Concern from carabinieri

My wife and I booked a transatlantic cruise on Celebrity’s Galaxy, sailing from Galveston to Civitavecchia (for Rome) in May ’05. The crossing was uneventful, we found it even boring, during the five consecutive days at sea. Except for a complete breakdown in our dining arrangements and a final billing error, the food and service on board were very good, although not up to the standards we had experienced in two previous cruises aboard their sister ship Mercury.

One reason for booking this cruise was to return to Rome and once again visit the Vatican and the Sistine Chapel plus see sites we had missed on an earlier visit.

On our first day in Rome, we hurriedly decided to go out for lunch, and I let my guard down. Because my money belt strap had broken a few days earlier, I carried my wallet with me, taking the precaution of moving it from its customary place in my hip pocket to my left-front pocket. This didn’t deter the pickpocket one bit.

We boarded a city bus outside our hotel. At our stop, as we attempted to leave the bus through the rear exit, a group of teenagers rushed the doorway, surrounding and crowding both my wife and me. They even rendered my wife immobile by standing on her feet! At the same time, I was trying to indicate that we wanted to get out of the bus.

Then I felt it: an almost imperceptible touch and movement in my left-front pocket. An immediate check confirmed that the wallet was gone.

I started shouting, “Which one of you ___ stole my wallet?!” That got the attention of some of the other passengers, locals, who blocked the crowded doorway and prevented the thieves from getting off the bus. One gentleman confronted the group and even began to frisk those closest to him.

Another gentleman driving past noticed the commotion, asked what had happened and used his cell phone to call the police. He stayed until the police concluded their investigation.

Meanwhile, the bus driver had turned off the engine and was holding the remaining passengers on board. The carabinieri arrived very quickly and just as quickly started their investigation. They had me watch each passenger as he/she exited the bus, holding those whom I identified as possibly being the thieves. Five young Gypsies, four male and one female, were detained on the bus and questioned by the two responding officers.

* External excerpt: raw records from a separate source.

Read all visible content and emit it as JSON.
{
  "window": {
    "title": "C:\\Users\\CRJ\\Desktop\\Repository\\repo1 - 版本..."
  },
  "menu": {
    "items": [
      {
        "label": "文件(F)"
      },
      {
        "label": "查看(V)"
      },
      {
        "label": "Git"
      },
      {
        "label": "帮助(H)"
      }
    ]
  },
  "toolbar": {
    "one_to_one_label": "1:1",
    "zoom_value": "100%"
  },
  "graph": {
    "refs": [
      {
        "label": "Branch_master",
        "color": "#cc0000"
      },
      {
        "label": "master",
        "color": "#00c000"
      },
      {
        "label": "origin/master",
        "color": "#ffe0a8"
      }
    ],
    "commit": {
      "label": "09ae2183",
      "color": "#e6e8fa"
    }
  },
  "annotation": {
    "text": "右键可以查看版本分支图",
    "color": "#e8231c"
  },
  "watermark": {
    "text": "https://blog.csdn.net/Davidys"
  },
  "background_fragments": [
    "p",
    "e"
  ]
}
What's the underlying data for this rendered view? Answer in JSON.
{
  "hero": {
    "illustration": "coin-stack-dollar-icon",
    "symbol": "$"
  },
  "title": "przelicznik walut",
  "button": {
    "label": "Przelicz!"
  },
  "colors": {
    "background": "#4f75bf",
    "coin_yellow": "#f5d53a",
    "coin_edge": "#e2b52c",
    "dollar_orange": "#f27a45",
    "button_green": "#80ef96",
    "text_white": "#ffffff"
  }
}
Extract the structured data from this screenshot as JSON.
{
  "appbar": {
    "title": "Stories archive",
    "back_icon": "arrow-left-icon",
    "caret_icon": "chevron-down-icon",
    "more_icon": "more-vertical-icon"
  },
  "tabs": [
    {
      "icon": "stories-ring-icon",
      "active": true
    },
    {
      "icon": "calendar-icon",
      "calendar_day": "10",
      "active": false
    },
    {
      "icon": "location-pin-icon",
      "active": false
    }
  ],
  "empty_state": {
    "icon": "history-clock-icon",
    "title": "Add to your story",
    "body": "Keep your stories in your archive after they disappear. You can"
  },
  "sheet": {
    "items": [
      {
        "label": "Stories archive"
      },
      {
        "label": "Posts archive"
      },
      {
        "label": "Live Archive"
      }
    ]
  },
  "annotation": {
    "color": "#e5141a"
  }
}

These same two officers also conducted a thorough — but unsuccessful — search of the bus assisted by the driver, even looking outside and under the vehicle and breaking open a trash container near the back doors of the bus.

During all this activity, two more carabinieri cars arrived, making a total of six officers on the scene. One of the original policemen asked us if we would go to the central police station to file a report, to which we eagerly replied “Yes!”

The five suspects were loaded into two of the police cars and we were placed in the third, an Alfa Romeo squad car. Our little convoy roared rapidly across Rome — lights flashing, sirens blaring, speed limits totally ignored. My wife and I agreed that we couldn’t have purchased a travel experience like that ride across the city.

At headquarters, we were escorted into the lieutenant’s office, who apologized for not speaking English well enough. We assured him that we had no trouble understanding him. Later we realized that he wanted the statements we were to give to be as accurate as possible, as he called for an interpreter from their Consulate. In about half an hour, she arrived, ready to relay questions and responses.

It was at this point that we began to realize how absolutely kind and considerate these people were. The interpreter, for example, offered us cash out of her pocket, which she said we could repay when we got home. (Luckily, our passports and some other cash were in the hotel safe, and my wife carried a third credit card which the thieves didn’t get.)

The lieutenant and his officers kept us supplied with ice-cold bottled water. When they offered coffee, I asked if it was espresso (one of my weaknesses), and they brought me a fresh, hot cup. Further, the lieutenant insisted that we make telephone calls (at their expense) to cancel our stolen credit cards.

We found out that the suspects were Gypsies from Romania, that they had been thoroughly searched, that they would spend the night in jail and that they would appear before a judge the next morning. Our statements would be presented as evidence against them.

Before we left the station, the lieutenant provided us with typed, signed and officially stamped copies of our statements (in Italian, of course). We were then escorted from the building, placed in yet another police car and taken back to our hotel. This ride was considerably more peaceful than the first one.

At the hotel, our farewells and handshakes with the two officers who brought us back were warm and friendly. When we turned at the door, smiled and waved one last good-bye to them, the obvious looks of curiosity on the faces of bystanders at the hotel entrance were priceless.

We even made a friend of the hotel manager, who also showed great kindness and sympathy for our plight. The next day, she told us that she heard on the radio that morning that the police had rounded up a gang of Gypsies from Romania who had been conducting a kind of “school for thieves” just outside Rome. An interesting coincidence.

Looking back on the experience, we couldn’t have been treated better. Everyone involved in this entire unfortunate incident (except the thieves, of course) treated us with respect, dignity, courtesy, kindness and friendliness.

Roseville, CA